If there’s one thing that a sequel typically promises it’s more of everything. But as we’ve learned over time, more isn’t always better. And that’s one of the key problems that befalls Joss Whedon’s Avengers: Age of Ultron. Which isn’t to say that Age of Ultron is an epic disappointment, it’s to say that Age of Ultron isn’t a piece of well-oiled pop entertainment as its predecessor.

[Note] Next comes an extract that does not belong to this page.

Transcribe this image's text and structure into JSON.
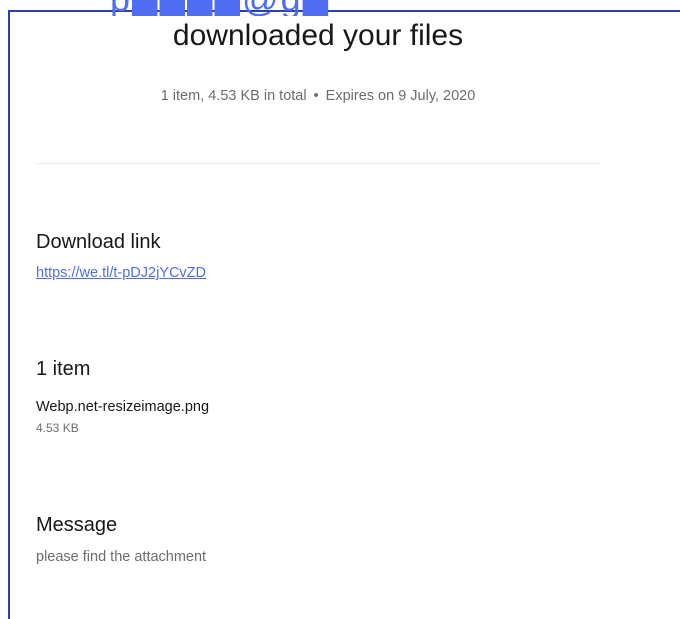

One of the weakest spot of the first film was its introduction, and that’s not a problem for the sequel. Opening with the Avengers staging a raid on a Hydra compound in the fictional country of Sokovia. The action is bigger and more assured that Whedon’s work in the first Avengers film. This scene is very reminiscent of the lengthy shot that featured the team working together during the climatic action scene of the last flim. The Avengers are after the MacGuffin from the last film – Loki’s scepter – and their daring raid the film introduces the twins – Scarlett Witch (Elizabeth Olsen) and Quicksilver (Aaron Taylor-Johnson) – who terrorize the Avengers with their psychic abilities and lightning quick speed. Having secured the scepter, Tony Stark (Robert Downey, Jr.) and Bruce Banner (Mark Ruffalo) spend time studying the scepter, discovering a form of intelligence hard-wired within. This leads Stark and Banner to develop Ultron (voiced by James Spader), an artificial intelligence that they see as being a form of peace keeping. Of course, Ultron doesn’t work as planned and quickly forms himself into an angry, egomaniacal machine intent on destroying the Avengers to save humanity.
From there, the Avengers jet around the world looking for clues to figure out Ultron’s plan, which leads to major action set pieces in South Africa and South Korea. But while these action sequences are undeniably thrilling, a lot of what surrounds them is fairly underwhelming. While it may have been a problem for other moviegoers before, the amount of effort in establishing future installments comes at the detriment of this story, like the heavy cogs of the Marvel machine have become so great they can’t help but weigh down the film. By expanding the canvas of Marvel Universe, narrative efficiency is sacrificed which doesn’t help the film’s pacing. The first film established its villain, his motives, and the MacGuffin within the opening minutes, a luxury that Age of Ultron doesn’t have by sheer means of its massive scale.
But all is not bleak with Age of Ultron. As I said earlier, the action sequences are bigger and more confidently directed. The Hulk looks better than ever and his battle with Iron Man in the Hulkbuster armor is an astounding piece of cinematic spectacle. And like he did with the first film, Joss Whedon has inserted a lot of humor into his action spectacle, though I’d definitely say that this movie isn’t as funny as the first. But there is still that sense of fun that is present in most Marvel movies, especially in a scene where the Avengers are trying to lift Mjolnir. It’s just a little scene that emphasizes Whedon’s affection for the characters and the mythology of the Marvel heroes.
It’s really impressive Whedon is still able to craft strong moments of character in such a massive, overstuffed film. Having been woefully underserved in films before this, Hawkeye (Jeremy Renner) is given a new depth in his personal life as well as a number of funny quips. One of the more interesting character dynamics is between Black Widow (Scarlett Johansson) and Bruce Banner, the details of which will be withheld for spoiler-ish reasons. I won’t get into the details surrounding the appearance of The Vision (Paul Bettany), but the long-anticipated character does deliver in more ways than one. Chris Evans and Chris Hemsworth are steady as usual as Captain America and Thor, respectively. And James Spader’s vocal performance as the menacing Ultron is one of the film’s highlights, alternating between funny and creepy. However, Aaron Taylor-Johnson is the film’s acting dead weight, bringing a ridiculous accent and slightly more charisma than he had in Godzilla – which isn’t saying much.
I wanted to love Avengers: Age of Ultron, but I walked out merely liking it. It’s a film that isn’t as rip-roaring a good time as The Avengers or Guardians of the Galaxy, but still remains an entertaining film even if it is a bit too long. But using Age of Ultron as a means to set-up parts of Captain America: Civil War, Thor: Ragnarok, Black Panther, and Avengers: Infinity War diminishes the films impact in the immediate. Though it’s not as chaotic and undisciplined as Iron Man 2, Age of Ultron suffers from the same problems by looking too far into the future at the cost of the present. Avengers: Age of Ultron does offer more of most everything from the first film, but it only proves that quite often more is less.